I try not to judge, and if people get a kick out of something (as long as it’s not hurting anyone), who am I to say that what they’re doing is pointless — even if I don’t really get it? Aside from soccer and hockey, I don’t really get sports, for instance, and people love the heck out of ’em. Some of my best friends listen to really (in my opinion) horrible music (and they would say the same of me); just because we don’t get the tastes of the other doesn’t mean we think any less of each other. We just avoid going on long car trips together (without headphones of our own, anyway).

So what’s the appeal of the haul?

Blair Fowler, aka JuicyStar07 on YouTube, explains the phenomenon of the haul like so:

“This is not to brag about what I got for my birthday and what my friends and family could afford to buy me, or anything like that; I just think it’s really fun to watch people open their presents.”

She goes on to say that it’s like the part of the birthday party where everyone gathers around the guest of honor to unwrap the big ol’ pile of gifts. It’s a social thing more than a consumer thing.

It’s a gathering, not a brag…ering.

In summary, I think, that’s what it’s haul about.

If you still don’t really get the whole haul video thing, a hilarious take on hauls can be found on YouTube at Haulblog, where host Joey Mack gives recent videos a treatment akin to The Soup and Tosh.0 in the Haul Monitor. Approached from the perspective of humor, all things — even haul videos — become understandable. Or maybe I just get a kick out of it because it’s the haul video sensation as seen through the eyes of fellow boykind.

What do you think? Do you frequent or subscribe to any haul video blogs? Is haul video blogging something that you’ve been keen on following? Have you made your own haul videos?
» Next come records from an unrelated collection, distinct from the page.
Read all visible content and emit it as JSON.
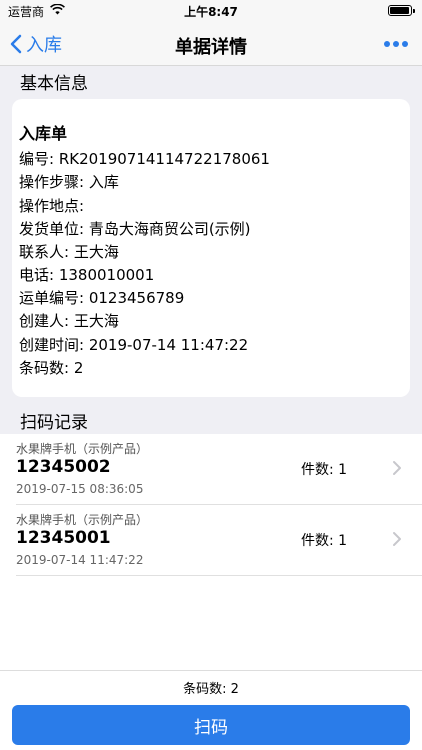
{
  "status_bar": {
    "carrier": "运营商",
    "time": "上午8:47",
    "battery_level": 0.95
  },
  "nav": {
    "back_label": "入库",
    "title": "单据详情",
    "back_icon": "chevron-left-icon",
    "more_icon": "ellipsis-icon"
  },
  "basic_info": {
    "section_title": "基本信息",
    "card_title": "入库单",
    "lines": [
      "编号: RK20190714114722178061",
      "操作步骤: 入库",
      "操作地点:",
      "发货单位: 青岛大海商贸公司(示例)",
      "联系人: 王大海",
      "电话: 1380010001",
      "运单编号: 0123456789",
      "创建人: 王大海",
      "创建时间: 2019-07-14 11:47:22",
      "条码数: 2"
    ]
  },
  "scan_records": {
    "section_title": "扫码记录",
    "items": [
      {
        "product": "水果牌手机（示例产品）",
        "code": "12345002",
        "date": "2019-07-15 08:36:05",
        "qty": "件数: 1"
      },
      {
        "product": "水果牌手机（示例产品）",
        "code": "12345001",
        "date": "2019-07-14 11:47:22",
        "qty": "件数: 1"
      }
    ]
  },
  "footer": {
    "count_label": "条码数: 2",
    "scan_button": "扫码"
  },
  "colors": {
    "accent": "#2a7ce9",
    "background": "#efeff4"
  }
}
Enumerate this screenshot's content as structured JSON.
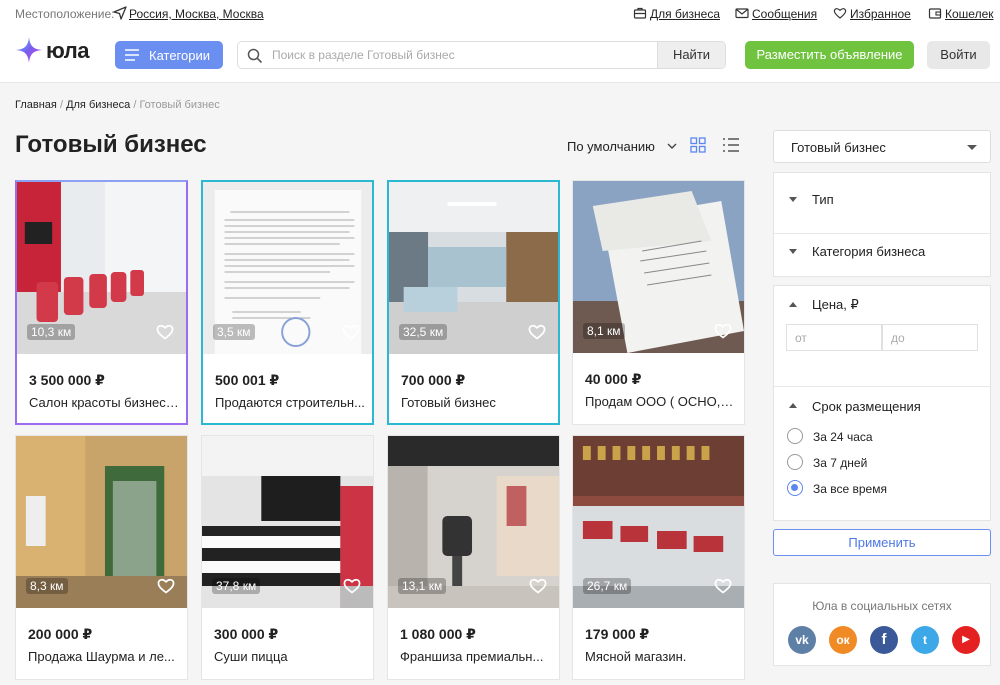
{
  "topbar": {
    "location_label": "Местоположение:",
    "location_value": "Россия, Москва, Москва",
    "links": [
      {
        "label": "Для бизнеса",
        "icon": "briefcase-icon"
      },
      {
        "label": "Сообщения",
        "icon": "envelope-icon"
      },
      {
        "label": "Избранное",
        "icon": "heart-icon"
      },
      {
        "label": "Кошелек",
        "icon": "wallet-icon"
      }
    ]
  },
  "header": {
    "logo_text": "юла",
    "categories_label": "Категории",
    "search_placeholder": "Поиск в разделе Готовый бизнес",
    "search_button": "Найти",
    "post_button": "Разместить объявление",
    "login_button": "Войти"
  },
  "breadcrumbs": [
    "Главная",
    "Для бизнеса",
    "Готовый бизнес"
  ],
  "page_title": "Готовый бизнес",
  "sort_label": "По умолчанию",
  "listings": [
    {
      "price": "3 500 000 ₽",
      "name": "Салон красоты бизнес ...",
      "distance": "10,3 км"
    },
    {
      "price": "500 001 ₽",
      "name": "Продаются строительн...",
      "distance": "3,5 км"
    },
    {
      "price": "700 000 ₽",
      "name": "Готовый бизнес",
      "distance": "32,5 км"
    },
    {
      "price": "40 000 ₽",
      "name": "Продам ООО ( ОСНО, У...",
      "distance": "8,1 км"
    },
    {
      "price": "200 000 ₽",
      "name": "Продажа Шаурма и ле...",
      "distance": "8,3 км"
    },
    {
      "price": "300 000 ₽",
      "name": "Суши пицца",
      "distance": "37,8 км"
    },
    {
      "price": "1 080 000 ₽",
      "name": "Франшиза премиальн...",
      "distance": "13,1 км"
    },
    {
      "price": "179 000 ₽",
      "name": "Мясной магазин.",
      "distance": "26,7 км"
    }
  ],
  "sidebar": {
    "category_select": "Готовый бизнес",
    "filter_type": "Тип",
    "filter_business_category": "Категория бизнеса",
    "price_label": "Цена, ₽",
    "price_from_placeholder": "от",
    "price_to_placeholder": "до",
    "period_label": "Срок размещения",
    "period_options": [
      "За 24 часа",
      "За 7 дней",
      "За все время"
    ],
    "period_selected": "За все время",
    "apply_button": "Применить",
    "social_label": "Юла в социальных сетях",
    "social": [
      {
        "name": "vk",
        "label": "vk",
        "color": "#5e7fa6"
      },
      {
        "name": "odnoklassniki",
        "label": "ок",
        "color": "#f08a24"
      },
      {
        "name": "facebook",
        "label": "f",
        "color": "#3b5998"
      },
      {
        "name": "twitter",
        "label": "t",
        "color": "#3ca8e8"
      },
      {
        "name": "youtube",
        "label": "▶",
        "color": "#e52020"
      }
    ]
  },
  "colors": {
    "accent_blue": "#6a8ff1",
    "accent_green": "#70c33f",
    "selection_cyan": "#2bb8d3"
  }
}
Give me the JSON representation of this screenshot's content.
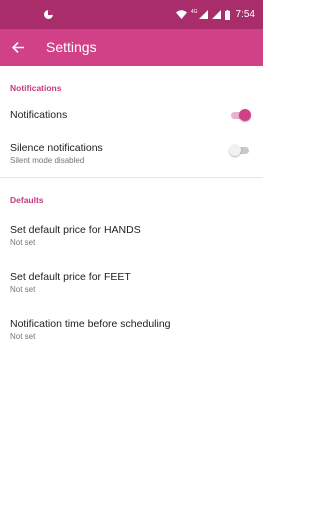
{
  "colors": {
    "status_bar": "#a92d6b",
    "app_bar": "#d14187",
    "accent": "#d14187",
    "section_header": "#c73a7f"
  },
  "status_bar": {
    "network_label": "4G",
    "time": "7:54",
    "icons": [
      "app-notification-icon",
      "wifi-icon",
      "cell-signal-icon",
      "cell-signal-icon",
      "battery-icon"
    ]
  },
  "app_bar": {
    "back_icon": "arrow-left-icon",
    "title": "Settings"
  },
  "sections": {
    "notifications": {
      "header": "Notifications",
      "notifications_row": {
        "title": "Notifications",
        "switch_on": true
      },
      "silence_row": {
        "title": "Silence notifications",
        "summary": "Silent mode disabled",
        "switch_on": false
      }
    },
    "defaults": {
      "header": "Defaults",
      "hands_row": {
        "title": "Set default price for HANDS",
        "summary": "Not set"
      },
      "feet_row": {
        "title": "Set default price for FEET",
        "summary": "Not set"
      },
      "notif_time_row": {
        "title": "Notification time before scheduling",
        "summary": "Not set"
      }
    }
  }
}
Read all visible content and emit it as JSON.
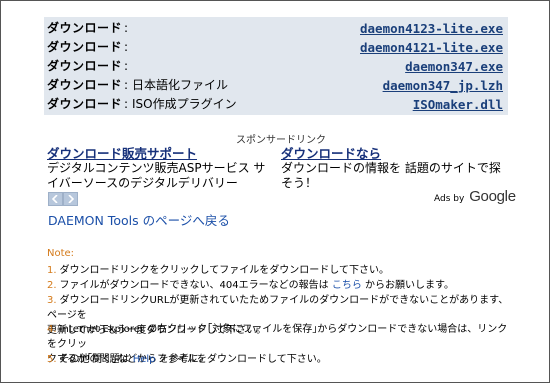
{
  "downloads": [
    {
      "label": "ダウンロード",
      "colon": ":",
      "desc": "",
      "file": "daemon4123-lite.exe"
    },
    {
      "label": "ダウンロード",
      "colon": ":",
      "desc": "",
      "file": "daemon4121-lite.exe"
    },
    {
      "label": "ダウンロード",
      "colon": ":",
      "desc": "",
      "file": "daemon347.exe"
    },
    {
      "label": "ダウンロード",
      "colon": ":",
      "desc": "日本語化ファイル",
      "file": "daemon347_jp.lzh"
    },
    {
      "label": "ダウンロード",
      "colon": ":",
      "desc": "ISO作成プラグイン",
      "file": "ISOmaker.dll"
    }
  ],
  "sponsor_label": "スポンサードリンク",
  "ads": [
    {
      "title": "ダウンロード販売サポート",
      "body": "デジタルコンテンツ販売ASPサービス サイバーソースのデジタルデリバリー"
    },
    {
      "title": "ダウンロードなら",
      "body": "ダウンロードの情報を 話題のサイトで探そう！"
    }
  ],
  "ads_by": "Ads by",
  "google": "Google",
  "back_link": "DAEMON Tools のページへ戻る",
  "note_title": "Note:",
  "notes": {
    "n1": {
      "num": "1.",
      "text": "ダウンロードリンクをクリックしてファイルをダウンロードして下さい。"
    },
    "n2": {
      "num": "2.",
      "pre": "ファイルがダウンロードできない、404エラーなどの報告は",
      "link": "こちら",
      "post": "からお願いします。"
    },
    "n3": {
      "num": "3.",
      "line1": "ダウンロードリンクURLが更新されていたためファイルのダウンロードができないことがあります、ページを",
      "line2": "更新してからもう一度ダウンロードして下さい。"
    },
    "n4": {
      "num": "4.",
      "line1": "Internet Explorer の右クリック｢対象にファイルを保存｣からダウンロードできない場合は、リンクをクリッ",
      "line2": "クするか｢開く｣などからファイルをダウンロードして下さい。"
    },
    "n5": {
      "num": "5.",
      "pre": "その他の問題は",
      "link": "Help",
      "post": "を参考に。"
    }
  },
  "colors": {
    "accent": "#d47a1a",
    "link": "#1b4fa8",
    "table_bg": "#e1e7ee"
  }
}
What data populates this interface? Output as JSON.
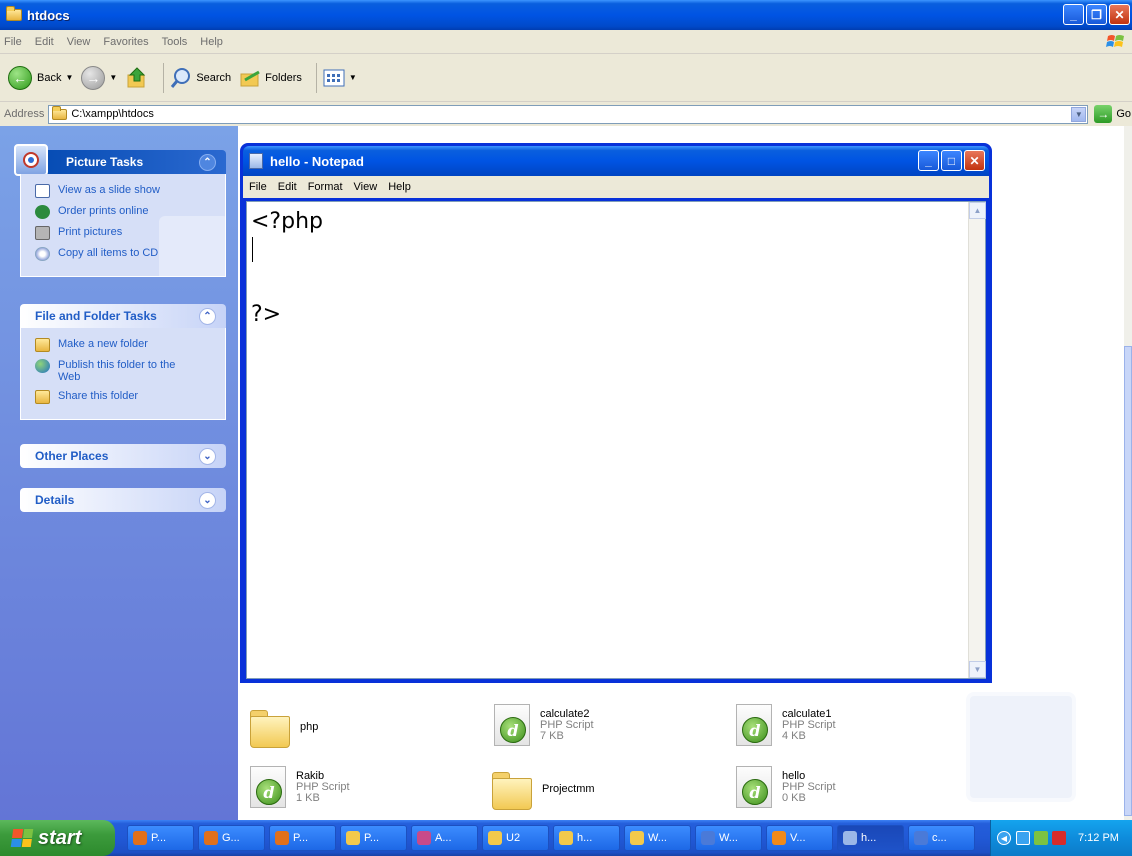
{
  "explorer": {
    "title": "htdocs",
    "menu": [
      "File",
      "Edit",
      "View",
      "Favorites",
      "Tools",
      "Help"
    ],
    "toolbar": {
      "back": "Back",
      "search": "Search",
      "folders": "Folders"
    },
    "address": {
      "label": "Address",
      "value": "C:\\xampp\\htdocs",
      "go": "Go"
    }
  },
  "taskpane": {
    "picture_tasks": {
      "title": "Picture Tasks",
      "items": [
        "View as a slide show",
        "Order prints online",
        "Print pictures",
        "Copy all items to CD"
      ]
    },
    "file_folder_tasks": {
      "title": "File and Folder Tasks",
      "items": [
        "Make a new folder",
        "Publish this folder to the Web",
        "Share this folder"
      ]
    },
    "other_places": {
      "title": "Other Places"
    },
    "details": {
      "title": "Details"
    }
  },
  "files": [
    {
      "name": "php",
      "type": "",
      "size": "",
      "kind": "folder"
    },
    {
      "name": "calculate2",
      "type": "PHP Script",
      "size": "7 KB",
      "kind": "php"
    },
    {
      "name": "calculate1",
      "type": "PHP Script",
      "size": "4 KB",
      "kind": "php"
    },
    {
      "name": "Rakib",
      "type": "PHP Script",
      "size": "1 KB",
      "kind": "php"
    },
    {
      "name": "Projectmm",
      "type": "",
      "size": "",
      "kind": "folder"
    },
    {
      "name": "hello",
      "type": "PHP Script",
      "size": "0 KB",
      "kind": "php"
    }
  ],
  "notepad": {
    "title": "hello - Notepad",
    "menu": [
      "File",
      "Edit",
      "Format",
      "View",
      "Help"
    ],
    "content": "<?php\n\n\n?>"
  },
  "taskbar": {
    "start": "start",
    "tasks": [
      {
        "label": "P...",
        "color": "#e0701c"
      },
      {
        "label": "G...",
        "color": "#e0701c"
      },
      {
        "label": "P...",
        "color": "#e0701c"
      },
      {
        "label": "P...",
        "color": "#f2c94c"
      },
      {
        "label": "A...",
        "color": "#c84a8a"
      },
      {
        "label": "U2",
        "color": "#f2c94c"
      },
      {
        "label": "h...",
        "color": "#f2c94c"
      },
      {
        "label": "W...",
        "color": "#f2c94c"
      },
      {
        "label": "W...",
        "color": "#4a7ad8"
      },
      {
        "label": "V...",
        "color": "#f08a1a"
      },
      {
        "label": "h...",
        "color": "#9bb8e8"
      },
      {
        "label": "c...",
        "color": "#4a7ad8"
      }
    ],
    "clock": "7:12 PM"
  }
}
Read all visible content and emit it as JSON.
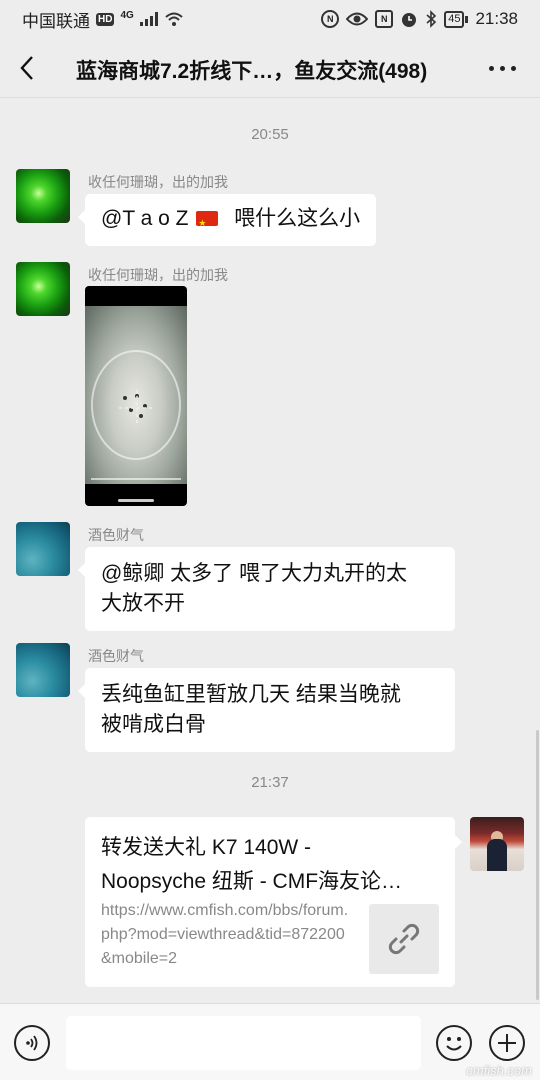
{
  "status_bar": {
    "carrier": "中国联通",
    "hd_label": "HD",
    "network": "4G",
    "battery": "45",
    "time": "21:38"
  },
  "title_bar": {
    "title": "蓝海商城7.2折线下…，鱼友交流(498)"
  },
  "messages": [
    {
      "time": "20:55"
    },
    {
      "sender": "收任何珊瑚，出的加我",
      "mention": "@T a o Z",
      "text": "喂什么这么小"
    },
    {
      "sender": "收任何珊瑚，出的加我",
      "type": "video"
    },
    {
      "sender": "酒色财气",
      "text_line1": "@鲸卿  太多了  喂了大力丸开的太",
      "text_line2": "大放不开"
    },
    {
      "sender": "酒色财气",
      "text_line1": "丢纯鱼缸里暂放几天  结果当晚就",
      "text_line2": "被啃成白骨"
    },
    {
      "time": "21:37"
    },
    {
      "type": "link",
      "title_line1": "转发送大礼 K7 140W -",
      "title_line2": "Noopsyche 纽斯 - CMF海友论…",
      "url": "https://www.cmfish.com/bbs/forum.php?mod=viewthread&tid=872200&mobile=2"
    }
  ],
  "input_bar": {
    "placeholder": ""
  },
  "watermark": "cmfish.com",
  "colors": {
    "background": "#ededed",
    "bubble": "#ffffff",
    "time_text": "#888888"
  }
}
Please leave a comment and let us (and me) know what you get out of the experience. (For the record, I don’t really get unboxings, either. Maybe you can explain that whole world to me, too, while you’re at it!)